This comes across more as hard-earned wisdom than bluster. Like Patrick, Duncan and Tyko have been playing in bands and overlapping side projects for years. Duncan says, “Here, you have to.”
Tyko, who builds acoustic guitars and folkdances on the side, agrees. “Then you know when it’s finished. Otherwise you have no real feel for it. By the book, it’s not enough.”
Duncan adds, “You’re always holding some kind of Platonic ideal of what a particular model could and should sound like, and you’re comparing it to the one that you’ve got in your hand…” He points to the table. “I’ve got a pretty good idea of how that Rickenbacker should sound, and I won’t be guessing. Everybody here has amassed a huge library of sounds in their head.”
Tyko begins dismantling a sparkly turquoise number near the window, and Duncan walks over to take a look. Tyko gingerly probes the innards and points out the jack plugs, not unlike those used in old telephone switchboards.

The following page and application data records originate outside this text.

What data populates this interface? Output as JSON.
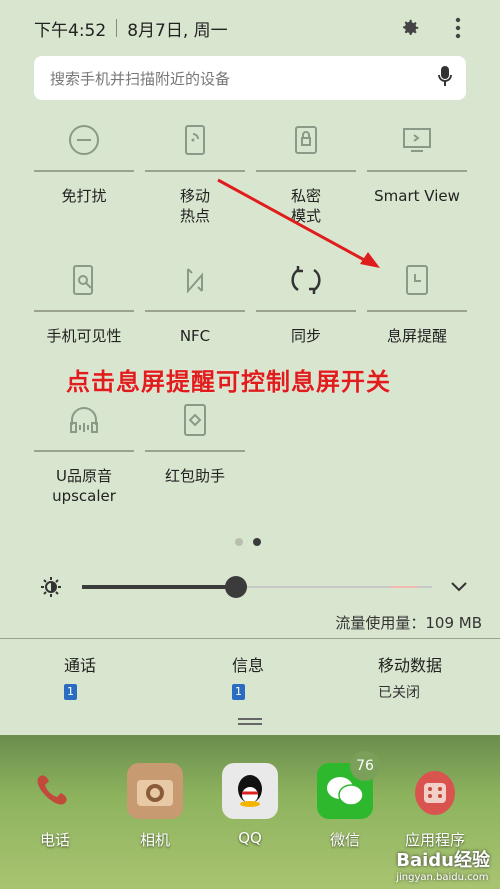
{
  "status_bar": {
    "time": "下午4:52",
    "date": "8月7日, 周一"
  },
  "search": {
    "placeholder": "搜索手机并扫描附近的设备"
  },
  "tiles_row1": [
    {
      "label": "免打扰",
      "icon": "do-not-disturb-icon"
    },
    {
      "label": "移动\n热点",
      "icon": "mobile-hotspot-icon"
    },
    {
      "label": "私密\n模式",
      "icon": "private-mode-icon"
    },
    {
      "label": "Smart View",
      "icon": "smart-view-icon"
    }
  ],
  "tiles_row2": [
    {
      "label": "手机可见性",
      "icon": "phone-visibility-icon"
    },
    {
      "label": "NFC",
      "icon": "nfc-icon"
    },
    {
      "label": "同步",
      "icon": "sync-icon"
    },
    {
      "label": "息屏提醒",
      "icon": "always-on-display-icon"
    }
  ],
  "tiles_row3": [
    {
      "label": "U品原音\nupscaler",
      "icon": "uhq-upscaler-icon"
    },
    {
      "label": "红包助手",
      "icon": "red-envelope-icon"
    }
  ],
  "annotation": "点击息屏提醒可控制息屏开关",
  "brightness": {
    "level": 0.44
  },
  "data_usage": "流量使用量：109 MB",
  "info": {
    "call": {
      "title": "通话",
      "sim": "1"
    },
    "message": {
      "title": "信息",
      "sim": "1"
    },
    "mobile_data": {
      "title": "移动数据",
      "value": "已关闭"
    }
  },
  "dock": [
    {
      "label": "电话"
    },
    {
      "label": "相机"
    },
    {
      "label": "QQ"
    },
    {
      "label": "微信",
      "badge": "76"
    },
    {
      "label": "应用程序"
    }
  ],
  "watermark": {
    "brand": "Baidu经验",
    "sub": "jingyan.baidu.com"
  },
  "colors": {
    "panel": "#d9e6cf",
    "annotation": "#e01d1d",
    "sim": "#2a6cc2"
  }
}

Duncan goes back to the pick-up. Over the pulse of soldering, I ask him what a good day is.
“A good day is getting up in the morning and, while I’m eating my cornflakes, I’m thinking, ‘Oh, yeah, I’ve got to do that today,’ and I’ll immediately start thinking about it with a little part of my brain. And when I get here, I pick up the guitar and it’s just a complete, seamless kind of transition from coming to work and picking up the thing. You know exactly what you’ve got to do with it and you’ve actually planned the whole thing out. But I guess practically every day’s a good day.”
The soldering stops. Tyko lifts the jack plug to his face and squints. For a few seconds, the only movement comes from the swaying leaves outside the window. All these tools and scraps, all these machines and parts – but, sooner or later, it’s only about wood and wire and, in the right hands, the power of something much harder to name.